A few months ago, I had quite the allergic reaction in the middle of the night, breaking out in hives all over my body. I ended up getting a steroid shot (a first for me) and some pretty strong medication so I could stop feeling so itchy, scratchy and prickly.
I rattled my brain to figure out what I may have done or worn or eaten to trigger the allergy. Nothing came to mind other than a Tylenol I had popped for a mild headache. Who knows if that, combined with anything I may have eaten that day, could have set it off?
I am allergic to monosodium glutamate (MSG), which also makes me break out in hives, but as far as I know, I had not eaten anything that had MSG.
It did make me think about all those times you are prescribed a medication, which comes with a litany of instructions on when to take the drug – with food, without food, before eating or after eating and what not. I can’t even imagine what it must be like for those who have to take multiple medications for various health issues.
Candyce Collins, a clinical pharmacist at Banner Health, answered some basic questions I had about how food and medicines may collide in a not-so-good way for your body and how to prevent that from happening. Here goes:
- How and why do some foods interact with certain medicines?
Collins: Basically, a food can change the usual effect of a drug and cause one of two things to happen:
- Increase the risk of side effects or toxicity from the drug
- Reduce the chances of the drug working for you
Not all food-drug interactions are significant to cause harm yet this varies from person to person. Be sure to follow instructions on your pharmacy label about taking your medications around mealtime.
- What will happen if someone accidentally eats a food that interacts with a medication they are taking?
Collins: Generally speaking, eating something once, regardless of what medications you are taking, should not result in significant harm. But changes in dietary habits that result in consistently eating a food that may interact with your medications can be risky.
Always ask your pharmacist about potential drug – food or drug-drug interactions when starting a new prescription.
Remember: Alcohol can interact with a number of medications and can cause harm even if consumed only once.

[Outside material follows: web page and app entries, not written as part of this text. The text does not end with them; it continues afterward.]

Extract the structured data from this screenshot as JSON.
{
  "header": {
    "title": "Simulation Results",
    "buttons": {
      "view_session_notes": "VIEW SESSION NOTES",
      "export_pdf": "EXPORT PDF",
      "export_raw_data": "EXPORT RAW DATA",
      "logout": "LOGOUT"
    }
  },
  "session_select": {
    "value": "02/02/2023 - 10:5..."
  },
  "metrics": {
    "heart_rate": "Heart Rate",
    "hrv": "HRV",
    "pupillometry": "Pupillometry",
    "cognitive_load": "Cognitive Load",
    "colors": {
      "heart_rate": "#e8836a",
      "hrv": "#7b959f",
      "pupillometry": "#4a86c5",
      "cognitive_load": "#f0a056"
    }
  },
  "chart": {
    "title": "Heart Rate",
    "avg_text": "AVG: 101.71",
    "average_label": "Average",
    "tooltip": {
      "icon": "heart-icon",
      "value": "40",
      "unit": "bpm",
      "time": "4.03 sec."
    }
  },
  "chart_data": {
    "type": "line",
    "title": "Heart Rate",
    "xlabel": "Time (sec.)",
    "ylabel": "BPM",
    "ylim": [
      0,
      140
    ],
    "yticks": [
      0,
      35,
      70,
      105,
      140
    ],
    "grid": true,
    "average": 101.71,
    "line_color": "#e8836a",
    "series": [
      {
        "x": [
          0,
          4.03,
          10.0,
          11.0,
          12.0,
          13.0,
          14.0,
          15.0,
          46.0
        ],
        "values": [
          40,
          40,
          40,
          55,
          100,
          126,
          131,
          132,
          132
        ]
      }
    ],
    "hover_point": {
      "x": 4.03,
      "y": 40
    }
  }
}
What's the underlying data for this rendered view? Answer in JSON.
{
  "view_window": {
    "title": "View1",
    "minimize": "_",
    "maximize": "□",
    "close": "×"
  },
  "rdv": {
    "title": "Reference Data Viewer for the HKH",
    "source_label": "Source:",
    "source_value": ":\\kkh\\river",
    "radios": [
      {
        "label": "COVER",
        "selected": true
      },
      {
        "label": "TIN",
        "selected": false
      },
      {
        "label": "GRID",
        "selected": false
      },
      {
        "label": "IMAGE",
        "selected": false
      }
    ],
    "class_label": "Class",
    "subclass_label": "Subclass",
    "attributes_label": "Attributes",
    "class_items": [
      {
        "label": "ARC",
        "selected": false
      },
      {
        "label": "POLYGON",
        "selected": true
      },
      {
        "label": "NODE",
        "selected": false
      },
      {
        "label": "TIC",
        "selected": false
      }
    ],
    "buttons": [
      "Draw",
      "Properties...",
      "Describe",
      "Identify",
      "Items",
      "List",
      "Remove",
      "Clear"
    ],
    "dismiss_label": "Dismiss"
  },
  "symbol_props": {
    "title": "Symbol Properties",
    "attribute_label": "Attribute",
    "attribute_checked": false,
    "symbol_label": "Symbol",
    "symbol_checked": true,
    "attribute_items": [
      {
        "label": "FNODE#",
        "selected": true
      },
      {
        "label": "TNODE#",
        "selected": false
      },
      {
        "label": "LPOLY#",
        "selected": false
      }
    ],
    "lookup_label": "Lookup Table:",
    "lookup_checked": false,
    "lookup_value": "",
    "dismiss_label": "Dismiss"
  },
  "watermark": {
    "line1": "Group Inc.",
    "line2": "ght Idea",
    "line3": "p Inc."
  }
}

Again, check with your doctor or pharmacist about alcohol interactions with your medication.
- What are some of the common medicine/food interactions that people should know about and avoid?
Collins: Some common examples include:
- Grapefruit plus some cholesterol medications (for example simvastatin) can increase the side effect of muscle pain.
- Grapefruit plus warfarin can increase the side effect of bleeding.
- Some medications can lower your blood pressure too much when consuming grapefruit (for example felodipine).
- Other citrus fruit juices do not share the same effect on medications and can be safely consumed as an alternative to grapefruit juice.
- Dairy products (or calcium enriched foods and beverages) plus a few types of antibiotics (for example, ciprofloxacin) can cause the antibiotics to not work. Avoiding dairy and calcium enriched food products for two hours before and two hours after an antibiotic dose should prevent most interactions of this type.
- Many green vegetables and foods high in vitamin K can cause changes in the effect of the blood thinner, warfarin. If you eat more greens than usual, it can cause warfarin to not work as well. The best food-related advice when it comes to taking warfarin is to stay consistent with your consumption of vitamin K foods and report any major changes to the pharmacist or provider who does your blood tests.
- Cranberry juice is often known to interact with warfarin, but the cause of this interaction is not well understood, can be unpredictable and is generally not a concern unless you are consuming large amounts of daily cranberry juice.
- Starting a new weight loss diet could also introduce some foods you do not regularly eat, which could interfere with some of your medications.
Drug-food interactions can vary greatly from person to person, so always talk to your pharmacist about how to safely take medications with the foods and beverages enjoyed in their diet.
As for me, I have learned to stay away from MSG as much as possible over the years (including staying away from my favorite Indian version of Ramen noodles called Maggi). I also just try to stay more alert in terms of any skin reaction I may see coming on, since we weren’t quite able to pinpoint my allergy to anything specifically. I certainly have no desire to go through that again!